### [WHAT YOU SHOULD DO]
Write out, precisely and in full, each line of the material.
# # # # #
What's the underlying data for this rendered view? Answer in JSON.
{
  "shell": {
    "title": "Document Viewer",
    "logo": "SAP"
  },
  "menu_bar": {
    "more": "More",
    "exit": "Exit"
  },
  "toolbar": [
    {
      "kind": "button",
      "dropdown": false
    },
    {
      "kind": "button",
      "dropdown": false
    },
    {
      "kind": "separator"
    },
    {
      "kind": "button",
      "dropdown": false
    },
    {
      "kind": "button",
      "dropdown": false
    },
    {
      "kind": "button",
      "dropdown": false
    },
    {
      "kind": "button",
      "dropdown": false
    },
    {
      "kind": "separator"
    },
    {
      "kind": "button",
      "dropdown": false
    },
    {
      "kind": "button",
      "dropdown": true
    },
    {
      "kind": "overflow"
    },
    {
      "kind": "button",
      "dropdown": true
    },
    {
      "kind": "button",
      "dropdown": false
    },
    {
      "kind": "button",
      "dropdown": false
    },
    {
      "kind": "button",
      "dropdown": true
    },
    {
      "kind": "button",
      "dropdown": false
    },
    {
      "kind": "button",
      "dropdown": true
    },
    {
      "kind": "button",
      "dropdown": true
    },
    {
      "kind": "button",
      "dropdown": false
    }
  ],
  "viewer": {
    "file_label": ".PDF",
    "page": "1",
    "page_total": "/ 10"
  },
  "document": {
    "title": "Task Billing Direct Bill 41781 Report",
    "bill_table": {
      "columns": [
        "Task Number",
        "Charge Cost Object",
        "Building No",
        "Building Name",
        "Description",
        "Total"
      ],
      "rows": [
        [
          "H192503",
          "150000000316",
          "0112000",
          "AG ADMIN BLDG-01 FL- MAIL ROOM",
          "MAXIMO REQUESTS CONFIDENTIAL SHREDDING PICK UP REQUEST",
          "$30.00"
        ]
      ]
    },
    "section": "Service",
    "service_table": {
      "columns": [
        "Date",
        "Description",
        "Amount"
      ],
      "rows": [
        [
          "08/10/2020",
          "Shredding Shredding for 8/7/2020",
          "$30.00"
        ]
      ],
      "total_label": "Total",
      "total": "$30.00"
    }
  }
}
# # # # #
### [RESULT BELOW]
What's the underlying data for this rendered view? Answer in JSON.
{
  "shell": {
    "title": "Document Viewer",
    "logo": "SAP"
  },
  "menu_bar": {
    "more": "More",
    "exit": "Exit"
  },
  "toolbar": [
    {
      "kind": "button",
      "dropdown": false
    },
    {
      "kind": "button",
      "dropdown": false
    },
    {
      "kind": "separator"
    },
    {
      "kind": "button",
      "dropdown": false
    },
    {
      "kind": "button",
      "dropdown": false
    },
    {
      "kind": "button",
      "dropdown": false
    },
    {
      "kind": "button",
      "dropdown": false
    },
    {
      "kind": "separator"
    },
    {
      "kind": "button",
      "dropdown": false
    },
    {
      "kind": "button",
      "dropdown": true
    },
    {
      "kind": "overflow"
    },
    {
      "kind": "button",
      "dropdown": true
    },
    {
      "kind": "button",
      "dropdown": false
    },
    {
      "kind": "button",
      "dropdown": false
    },
    {
      "kind": "button",
      "dropdown": true
    },
    {
      "kind": "button",
      "dropdown": false
    },
    {
      "kind": "button",
      "dropdown": true
    },
    {
      "kind": "button",
      "dropdown": true
    },
    {
      "kind": "button",
      "dropdown": false
    }
  ],
  "viewer": {
    "file_label": ".PDF",
    "page": "1",
    "page_total": "/ 10"
  },
  "document": {
    "title": "Task Billing Direct Bill 41781 Report",
    "bill_table": {
      "columns": [
        "Task Number",
        "Charge Cost Object",
        "Building No",
        "Building Name",
        "Description",
        "Total"
      ],
      "rows": [
        [
          "H192503",
          "150000000316",
          "0112000",
          "AG ADMIN BLDG-01 FL- MAIL ROOM",
          "MAXIMO REQUESTS CONFIDENTIAL SHREDDING PICK UP REQUEST",
          "$30.00"
        ]
      ]
    },
    "section": "Service",
    "service_table": {
      "columns": [
        "Date",
        "Description",
        "Amount"
      ],
      "rows": [
        [
          "08/10/2020",
          "Shredding Shredding for 8/7/2020",
          "$30.00"
        ]
      ],
      "total_label": "Total",
      "total": "$30.00"
    }
  }
}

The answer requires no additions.